Coronavirus disease 2019 (COVID-19) is an emerging infectious disease first identified in Wuhan City, Hubei Province, China. As of 19 February 2020, there had been 333 confirmed cases reported in Shanghai, China. This study elaborates on the epidemiological and clinical characteristics of COVID-19 based on a descriptive study of the 333 patients infected with COVID-19 in Shanghai for the purpose of probing into this new disease and providing reference. Among the 333 confirmed cases in Shanghai, 172 (51.7%) were males and 161 (48.3%) were females, with a median age of 50 years. 299 (89.8%) cases presented mild symptoms. 139 (41.7%) and 111 (33.3%) cases were infected in Wuhan and Shanghai, respectively. 148 (44.4%) cases once had contact with confirmed cases before onset, while 103 (30.9%) cases had never contacted confirmed cases but they had a sojourn history in Wuhan. The onset date of the first case in Shanghai was 28 December, with the peak appearing on 27 January. The median incubation period of COVID-19 was estimated to be 7.2 days. 207 (62.2%) cases had fever symptoms at the onset, whereas 273 (82.0%) cases experienced fever before hospitalization. 56 (18.6%) adults experienced a decrease in white blood cell and 84 (42.9%) had increased C-reactive protein after onset. Elderly, male and heart disease history were risk factors for severe or critical pneumonia. These findings suggest that most cases experienced fever symptoms and had mild pneumonia. Strengthening the health management of elderly men, especially those with underlying diseases, may help reduce the incidence of severe and critical pneumonia. Time intervals from onset to visit, hospitalization and diagnosis confirmed were all shortened after Shanghai's first-level public health emergency response. Shanghai's experience proves that COVID-19 can be controlled well in megacities.
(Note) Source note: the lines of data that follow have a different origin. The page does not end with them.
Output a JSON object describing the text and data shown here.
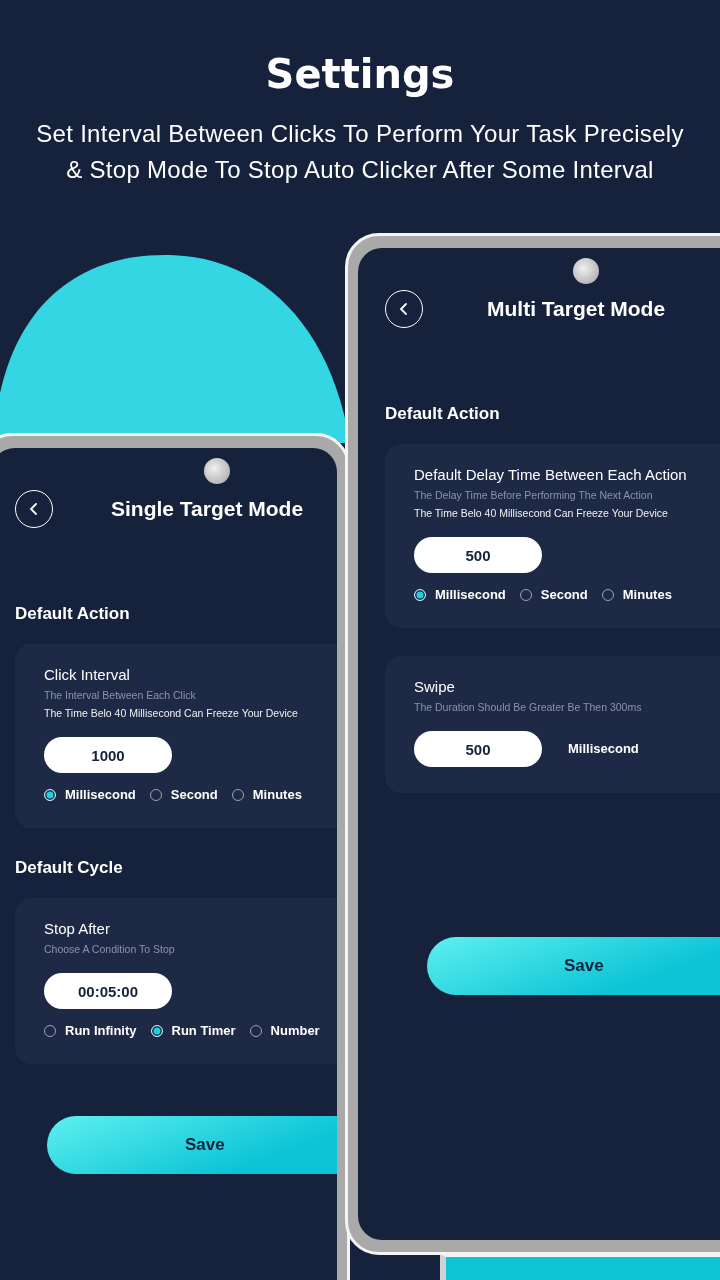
{
  "header": {
    "title": "Settings",
    "subtitle": "Set Interval Between Clicks To Perform Your Task Precisely & Stop Mode To Stop Auto Clicker After Some Interval"
  },
  "phones": [
    {
      "title": "Single Target Mode",
      "sections": [
        {
          "heading": "Default Action",
          "cards": [
            {
              "kind": "options",
              "title": "Click Interval",
              "hint": "The Interval Between Each Click",
              "warning": "The Time Belo 40 Millisecond Can Freeze Your Device",
              "value": "1000",
              "options": [
                {
                  "label": "Millisecond",
                  "selected": true
                },
                {
                  "label": "Second",
                  "selected": false
                },
                {
                  "label": "Minutes",
                  "selected": false
                }
              ]
            }
          ]
        },
        {
          "heading": "Default Cycle",
          "cards": [
            {
              "kind": "options",
              "title": "Stop After",
              "hint": "Choose A Condition To Stop",
              "value": "00:05:00",
              "options": [
                {
                  "label": "Run Infinity",
                  "selected": false
                },
                {
                  "label": "Run Timer",
                  "selected": true
                },
                {
                  "label": "Number",
                  "selected": false
                }
              ]
            }
          ]
        }
      ],
      "save_button": "Save"
    },
    {
      "title": "Multi Target Mode",
      "sections": [
        {
          "heading": "Default Action",
          "cards": [
            {
              "kind": "options",
              "title": "Default Delay Time Between Each Action",
              "hint": "The Delay Time Before Performing The Next Action",
              "warning": "The Time Belo 40 Millisecond Can Freeze Your Device",
              "value": "500",
              "options": [
                {
                  "label": "Millisecond",
                  "selected": true
                },
                {
                  "label": "Second",
                  "selected": false
                },
                {
                  "label": "Minutes",
                  "selected": false
                }
              ]
            },
            {
              "kind": "unit",
              "title": "Swipe",
              "hint": "The Duration Should Be Greater Be Then 300ms",
              "value": "500",
              "unit": "Millisecond"
            }
          ]
        }
      ],
      "save_button": "Save"
    }
  ]
}
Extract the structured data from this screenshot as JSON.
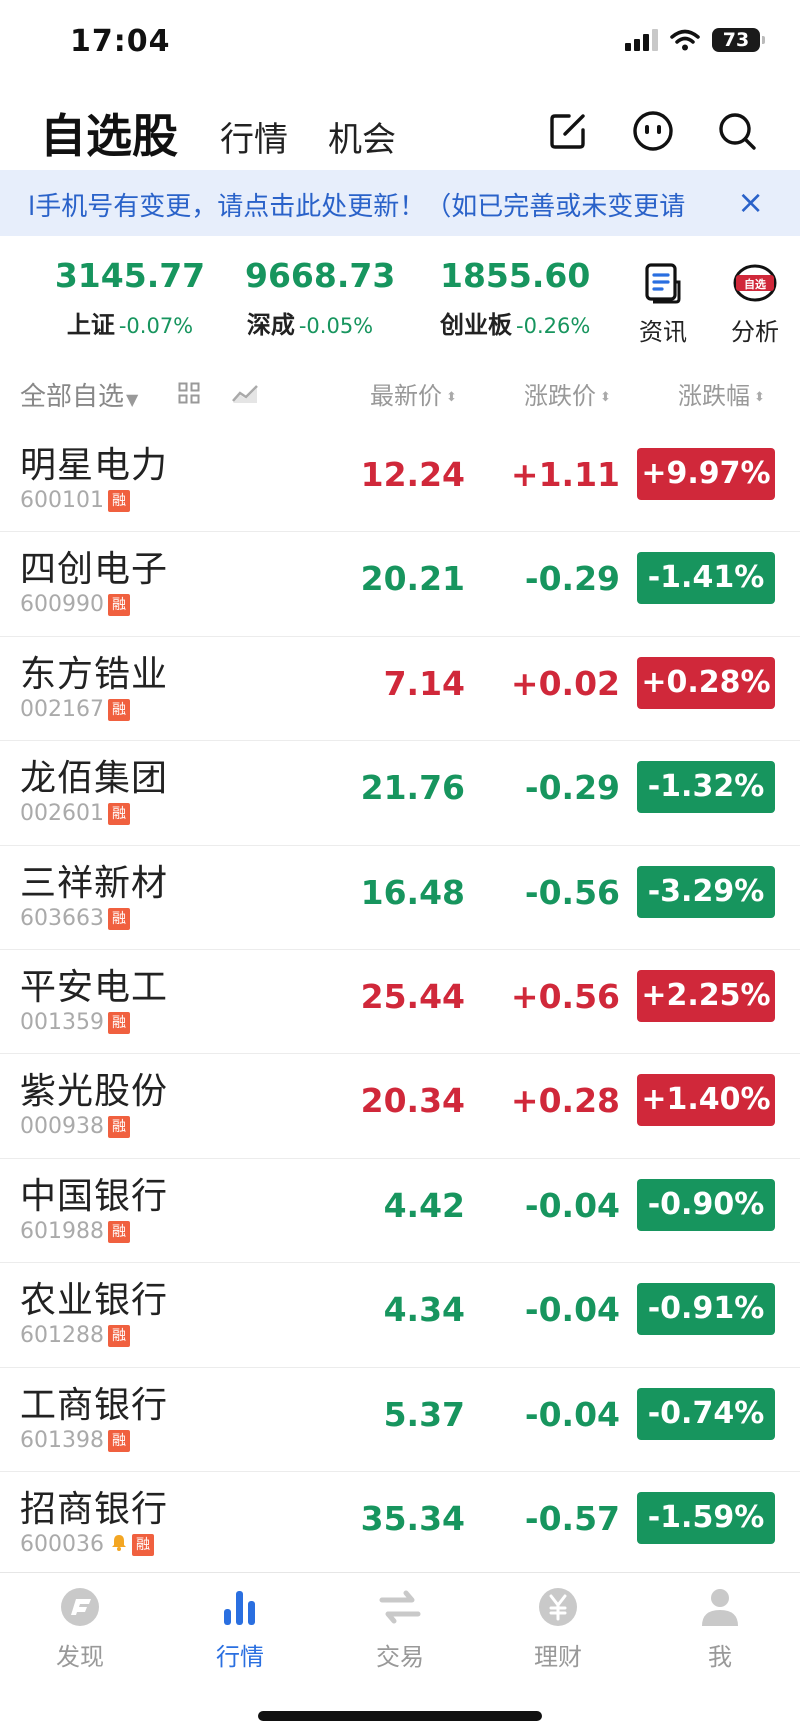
{
  "status_bar": {
    "time": "17:04",
    "battery": "73"
  },
  "header": {
    "title": "自选股",
    "tabs": [
      {
        "label": "行情"
      },
      {
        "label": "机会"
      }
    ],
    "icons": [
      "edit-icon",
      "robot-icon",
      "search-icon"
    ]
  },
  "notice": {
    "text": "l手机号有变更，请点击此处更新！（如已完善或未变更请",
    "close": "×"
  },
  "indices": [
    {
      "name": "上证",
      "value": "3145.77",
      "change": "-0.07%"
    },
    {
      "name": "深成",
      "value": "9668.73",
      "change": "-0.05%"
    },
    {
      "name": "创业板",
      "value": "1855.60",
      "change": "-0.26%"
    }
  ],
  "tools": [
    {
      "label": "资讯",
      "icon": "news-icon"
    },
    {
      "label": "分析",
      "icon": "analysis-icon",
      "badge": "自选"
    }
  ],
  "columns": {
    "all": "全部自选",
    "price": "最新价",
    "change": "涨跌价",
    "pct": "涨跌幅"
  },
  "stocks": [
    {
      "name": "明星电力",
      "code": "600101",
      "badge": "融",
      "price": "12.24",
      "change": "+1.11",
      "pct": "+9.97%",
      "dir": "up"
    },
    {
      "name": "四创电子",
      "code": "600990",
      "badge": "融",
      "price": "20.21",
      "change": "-0.29",
      "pct": "-1.41%",
      "dir": "down"
    },
    {
      "name": "东方锆业",
      "code": "002167",
      "badge": "融",
      "price": "7.14",
      "change": "+0.02",
      "pct": "+0.28%",
      "dir": "up"
    },
    {
      "name": "龙佰集团",
      "code": "002601",
      "badge": "融",
      "price": "21.76",
      "change": "-0.29",
      "pct": "-1.32%",
      "dir": "down"
    },
    {
      "name": "三祥新材",
      "code": "603663",
      "badge": "融",
      "price": "16.48",
      "change": "-0.56",
      "pct": "-3.29%",
      "dir": "down"
    },
    {
      "name": "平安电工",
      "code": "001359",
      "badge": "融",
      "price": "25.44",
      "change": "+0.56",
      "pct": "+2.25%",
      "dir": "up"
    },
    {
      "name": "紫光股份",
      "code": "000938",
      "badge": "融",
      "price": "20.34",
      "change": "+0.28",
      "pct": "+1.40%",
      "dir": "up"
    },
    {
      "name": "中国银行",
      "code": "601988",
      "badge": "融",
      "price": "4.42",
      "change": "-0.04",
      "pct": "-0.90%",
      "dir": "down"
    },
    {
      "name": "农业银行",
      "code": "601288",
      "badge": "融",
      "price": "4.34",
      "change": "-0.04",
      "pct": "-0.91%",
      "dir": "down"
    },
    {
      "name": "工商银行",
      "code": "601398",
      "badge": "融",
      "price": "5.37",
      "change": "-0.04",
      "pct": "-0.74%",
      "dir": "down"
    },
    {
      "name": "招商银行",
      "code": "600036",
      "badge": "融",
      "price": "35.34",
      "change": "-0.57",
      "pct": "-1.59%",
      "dir": "down",
      "alert": true
    }
  ],
  "bottom_nav": [
    {
      "label": "发现",
      "icon": "discover-icon"
    },
    {
      "label": "行情",
      "icon": "market-icon",
      "active": true
    },
    {
      "label": "交易",
      "icon": "trade-icon"
    },
    {
      "label": "理财",
      "icon": "wealth-icon"
    },
    {
      "label": "我",
      "icon": "profile-icon"
    }
  ],
  "colors": {
    "up": "#d0283a",
    "down": "#17955e",
    "accent": "#2a6fe0",
    "notice_bg": "#e7eefb"
  }
}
Keywords: COVID-19; Shanghai; clinical characteristics; epidemiology.
© 2020 Blackwell Verlag GmbH.